Data supplied »
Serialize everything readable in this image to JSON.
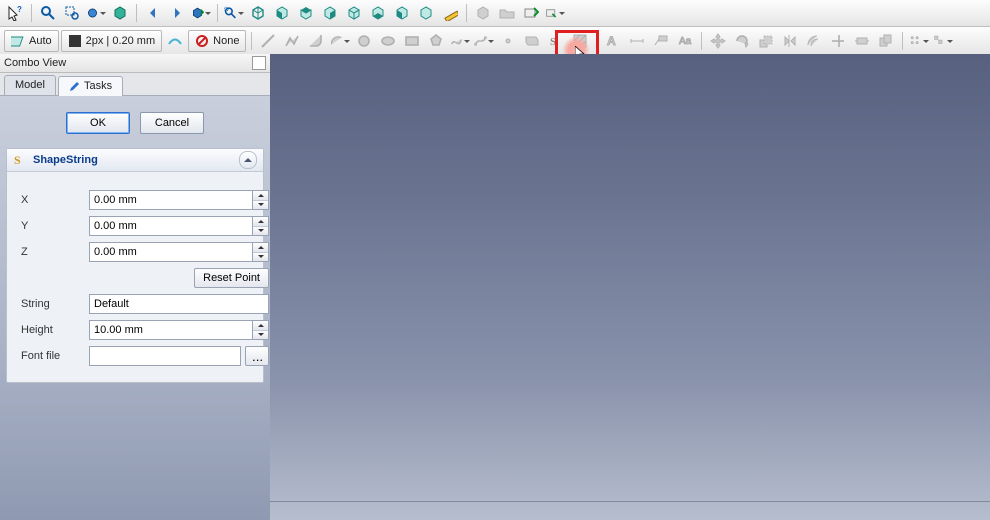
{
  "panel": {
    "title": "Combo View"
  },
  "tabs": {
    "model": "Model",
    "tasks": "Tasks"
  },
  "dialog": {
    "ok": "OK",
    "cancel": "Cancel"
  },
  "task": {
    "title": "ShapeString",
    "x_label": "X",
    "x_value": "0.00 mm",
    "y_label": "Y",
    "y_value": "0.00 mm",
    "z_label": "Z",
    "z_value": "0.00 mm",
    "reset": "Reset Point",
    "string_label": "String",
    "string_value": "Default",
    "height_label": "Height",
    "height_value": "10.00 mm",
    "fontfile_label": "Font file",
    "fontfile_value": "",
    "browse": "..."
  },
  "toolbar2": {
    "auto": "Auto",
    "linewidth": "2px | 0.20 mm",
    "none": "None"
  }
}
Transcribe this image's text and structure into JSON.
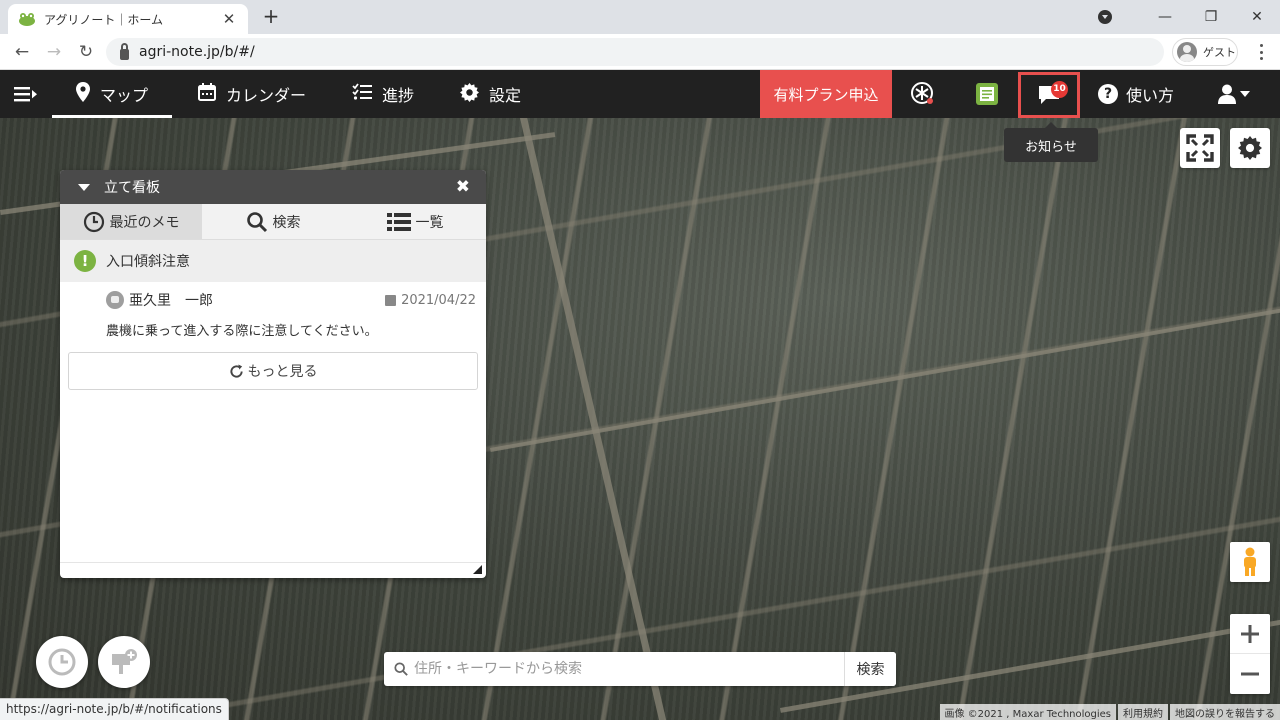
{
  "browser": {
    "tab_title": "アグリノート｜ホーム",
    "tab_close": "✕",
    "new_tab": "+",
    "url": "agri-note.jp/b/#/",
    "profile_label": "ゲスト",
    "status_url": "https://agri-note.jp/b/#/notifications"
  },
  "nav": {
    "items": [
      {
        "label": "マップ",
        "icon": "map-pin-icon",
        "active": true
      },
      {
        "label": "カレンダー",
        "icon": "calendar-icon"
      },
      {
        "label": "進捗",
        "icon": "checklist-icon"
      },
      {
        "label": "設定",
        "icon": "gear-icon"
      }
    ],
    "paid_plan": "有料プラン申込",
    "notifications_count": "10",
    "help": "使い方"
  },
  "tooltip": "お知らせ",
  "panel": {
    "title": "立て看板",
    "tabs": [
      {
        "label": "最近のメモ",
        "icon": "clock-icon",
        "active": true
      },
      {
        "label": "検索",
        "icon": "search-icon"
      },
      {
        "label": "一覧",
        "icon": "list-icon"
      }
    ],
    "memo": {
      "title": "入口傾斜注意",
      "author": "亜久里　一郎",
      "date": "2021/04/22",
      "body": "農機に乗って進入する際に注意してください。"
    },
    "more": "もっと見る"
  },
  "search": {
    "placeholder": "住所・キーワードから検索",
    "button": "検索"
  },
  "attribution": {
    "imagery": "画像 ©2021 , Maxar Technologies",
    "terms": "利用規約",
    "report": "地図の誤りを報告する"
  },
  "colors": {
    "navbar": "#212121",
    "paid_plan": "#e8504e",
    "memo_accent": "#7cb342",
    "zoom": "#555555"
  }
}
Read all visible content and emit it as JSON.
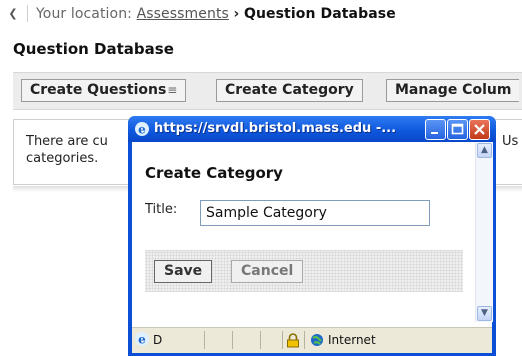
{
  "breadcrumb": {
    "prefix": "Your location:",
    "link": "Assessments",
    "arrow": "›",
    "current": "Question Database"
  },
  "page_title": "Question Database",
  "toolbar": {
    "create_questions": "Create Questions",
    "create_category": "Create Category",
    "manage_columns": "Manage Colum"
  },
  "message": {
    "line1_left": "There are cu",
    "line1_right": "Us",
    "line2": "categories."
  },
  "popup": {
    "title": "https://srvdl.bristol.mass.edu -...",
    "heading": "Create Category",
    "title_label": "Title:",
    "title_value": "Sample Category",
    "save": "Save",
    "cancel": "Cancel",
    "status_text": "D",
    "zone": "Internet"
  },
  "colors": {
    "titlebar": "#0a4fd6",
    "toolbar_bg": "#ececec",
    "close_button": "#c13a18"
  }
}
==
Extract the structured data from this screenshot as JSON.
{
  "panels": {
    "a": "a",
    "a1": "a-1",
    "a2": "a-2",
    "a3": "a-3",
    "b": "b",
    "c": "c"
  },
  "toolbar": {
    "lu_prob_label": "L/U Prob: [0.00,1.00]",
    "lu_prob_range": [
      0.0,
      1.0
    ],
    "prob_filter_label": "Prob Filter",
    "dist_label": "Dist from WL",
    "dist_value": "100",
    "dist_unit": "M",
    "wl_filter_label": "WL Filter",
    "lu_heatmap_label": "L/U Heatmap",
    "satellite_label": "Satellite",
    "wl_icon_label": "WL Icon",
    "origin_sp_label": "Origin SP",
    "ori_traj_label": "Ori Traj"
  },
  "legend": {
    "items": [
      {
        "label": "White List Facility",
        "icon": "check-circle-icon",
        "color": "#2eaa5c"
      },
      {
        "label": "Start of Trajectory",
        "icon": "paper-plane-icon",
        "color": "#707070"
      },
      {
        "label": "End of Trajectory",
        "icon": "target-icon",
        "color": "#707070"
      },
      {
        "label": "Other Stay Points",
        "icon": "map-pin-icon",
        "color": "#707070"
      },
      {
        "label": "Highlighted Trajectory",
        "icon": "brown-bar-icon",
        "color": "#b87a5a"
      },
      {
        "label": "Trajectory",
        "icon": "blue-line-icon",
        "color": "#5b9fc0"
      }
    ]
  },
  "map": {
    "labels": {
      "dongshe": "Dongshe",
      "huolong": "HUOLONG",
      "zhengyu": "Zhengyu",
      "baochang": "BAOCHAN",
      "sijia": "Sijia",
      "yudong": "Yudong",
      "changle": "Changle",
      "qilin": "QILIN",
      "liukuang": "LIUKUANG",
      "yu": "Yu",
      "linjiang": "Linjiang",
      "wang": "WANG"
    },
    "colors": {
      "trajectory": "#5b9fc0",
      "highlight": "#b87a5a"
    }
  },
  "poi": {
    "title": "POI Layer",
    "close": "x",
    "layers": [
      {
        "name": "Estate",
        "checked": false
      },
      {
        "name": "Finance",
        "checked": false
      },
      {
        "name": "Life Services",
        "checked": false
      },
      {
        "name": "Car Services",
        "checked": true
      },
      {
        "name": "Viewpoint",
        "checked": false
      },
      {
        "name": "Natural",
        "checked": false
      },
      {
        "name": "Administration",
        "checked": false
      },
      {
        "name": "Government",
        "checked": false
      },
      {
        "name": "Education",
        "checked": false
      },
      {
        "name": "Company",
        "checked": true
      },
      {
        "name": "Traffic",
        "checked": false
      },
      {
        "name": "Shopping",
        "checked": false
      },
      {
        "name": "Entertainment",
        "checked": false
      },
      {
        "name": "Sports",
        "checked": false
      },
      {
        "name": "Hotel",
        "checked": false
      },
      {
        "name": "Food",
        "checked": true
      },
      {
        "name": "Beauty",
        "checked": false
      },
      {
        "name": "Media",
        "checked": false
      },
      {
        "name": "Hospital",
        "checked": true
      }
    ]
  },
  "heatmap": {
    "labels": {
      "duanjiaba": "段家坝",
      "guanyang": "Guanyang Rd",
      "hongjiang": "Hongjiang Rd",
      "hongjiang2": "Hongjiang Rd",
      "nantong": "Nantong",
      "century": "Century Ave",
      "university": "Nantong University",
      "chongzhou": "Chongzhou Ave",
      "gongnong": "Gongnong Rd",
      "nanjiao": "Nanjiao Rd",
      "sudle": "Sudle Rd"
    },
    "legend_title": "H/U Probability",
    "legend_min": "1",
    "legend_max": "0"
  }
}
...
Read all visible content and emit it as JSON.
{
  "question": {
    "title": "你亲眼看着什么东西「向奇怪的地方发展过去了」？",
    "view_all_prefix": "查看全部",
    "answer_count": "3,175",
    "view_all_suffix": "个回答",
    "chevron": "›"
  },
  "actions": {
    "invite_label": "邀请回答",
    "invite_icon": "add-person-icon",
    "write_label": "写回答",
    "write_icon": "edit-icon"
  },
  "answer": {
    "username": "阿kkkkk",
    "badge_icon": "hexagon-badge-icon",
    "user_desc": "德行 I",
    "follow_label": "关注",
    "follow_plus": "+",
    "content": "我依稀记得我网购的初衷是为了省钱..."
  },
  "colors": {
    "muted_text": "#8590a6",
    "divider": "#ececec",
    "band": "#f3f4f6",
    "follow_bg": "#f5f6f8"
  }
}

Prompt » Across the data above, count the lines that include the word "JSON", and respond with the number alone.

Response below » 5